with an older driver

It’s not easy to bring up the subject of giving up the keys with an older driver. Their driver’s license is more than just an I.D. It’s a symbol of freedom and independence.

Maintaining a positive and supportive tone is important. Don’t suggest that the older driver is a menace to others or shame them in any way. To keep the conversation going in a positive direction, try these tips.

Start early

Make it clear that it is something to plan for in the future, just like planning finances or household changes (e.g., lawn maintenance, heavy cleaning). If they have stopped driving at night, have them try a ride share to go to an evening event or to visit you!

Do your homework

Research transportation options in your area they can use. Talk to other family members to see which regular trips they can help with (medical appointments, grocery shopping, pharmacy etc.).  If you have these ideas ready to share with them, it can ease the anxiety they may feel about being shut-in at home. If possible, offer to meet on a regular basis to share transportation ideas for upcoming events. This will help ease the transition to life as a passenger. 

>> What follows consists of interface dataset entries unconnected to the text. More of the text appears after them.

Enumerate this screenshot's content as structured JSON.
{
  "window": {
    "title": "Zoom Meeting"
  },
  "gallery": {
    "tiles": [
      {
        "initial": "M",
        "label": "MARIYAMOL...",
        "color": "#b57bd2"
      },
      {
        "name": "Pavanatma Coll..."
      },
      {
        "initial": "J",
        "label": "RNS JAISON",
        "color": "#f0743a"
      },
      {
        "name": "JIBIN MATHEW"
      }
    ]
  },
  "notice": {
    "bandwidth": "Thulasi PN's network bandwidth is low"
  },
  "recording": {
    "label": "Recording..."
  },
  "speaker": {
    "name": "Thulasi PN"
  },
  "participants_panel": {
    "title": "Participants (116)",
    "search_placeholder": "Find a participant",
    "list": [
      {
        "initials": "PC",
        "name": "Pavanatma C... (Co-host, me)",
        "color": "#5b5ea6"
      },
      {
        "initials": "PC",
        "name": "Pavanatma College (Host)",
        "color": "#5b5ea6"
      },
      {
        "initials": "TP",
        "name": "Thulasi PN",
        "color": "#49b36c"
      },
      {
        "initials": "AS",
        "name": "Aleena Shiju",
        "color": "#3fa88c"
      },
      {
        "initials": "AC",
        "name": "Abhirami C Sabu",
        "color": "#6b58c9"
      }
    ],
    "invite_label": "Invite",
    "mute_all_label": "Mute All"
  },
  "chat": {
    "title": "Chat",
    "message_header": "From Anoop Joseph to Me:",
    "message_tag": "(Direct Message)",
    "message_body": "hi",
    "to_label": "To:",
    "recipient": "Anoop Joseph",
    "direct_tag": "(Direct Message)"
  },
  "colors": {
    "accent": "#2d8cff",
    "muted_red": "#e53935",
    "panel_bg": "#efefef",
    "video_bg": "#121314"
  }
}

Use a planning agreement

The American Occupational Therapy Association and AAA have created a planning agreement for families and older adults to plan together for continued, safe mobility. 

Have the conversation in a positive environment

Go for a walk, or take them out for coffee or dessert. Start off the conversation with “I love you” and how much you care about them and let them know you will be there to help.

Accentuate the positive

Focus on their safety, and make it clear you will work with them to help them continue the activities they enjoy. Don’t make the conversation about age (“You’re too old to drive”); focus the discussion on their driving skills.

Use “I” statements

“I worry about your safety on the road,” sounds less accusatory than, “You’re not a safe driver anymore.”  

Suggest a gradual approach

If their driving issue centers on one particular skill (night driving or freeway driving, for example), suggest they switch to an alternate method for just those trips. This “trying it out” method can lead to getting out in the community even more than they currently do. Once they see they can remain active, it can ease their anxiety about giving up driving completely. 

If they react negatively, remain supportive

An older driver may become angry or defensive if you suggest they should stop driving. Don’t respond in kind—remain calm and empathetic. Tell them you understand why they’re upset. If they refuse to discuss it further, wait a while and try again when they’ve had time to calm down and think it over.    

Recognize that a car is more than just transportation

For some, especially men, their car is part of their personal image and is more than just a means of getting from point A to point B. Is there a way to manage transportation differently, but maintain the vehicle as a hobby or recreational activity? This strategy could help soften resistance to the idea of driving retirement.  

Make a transportation plan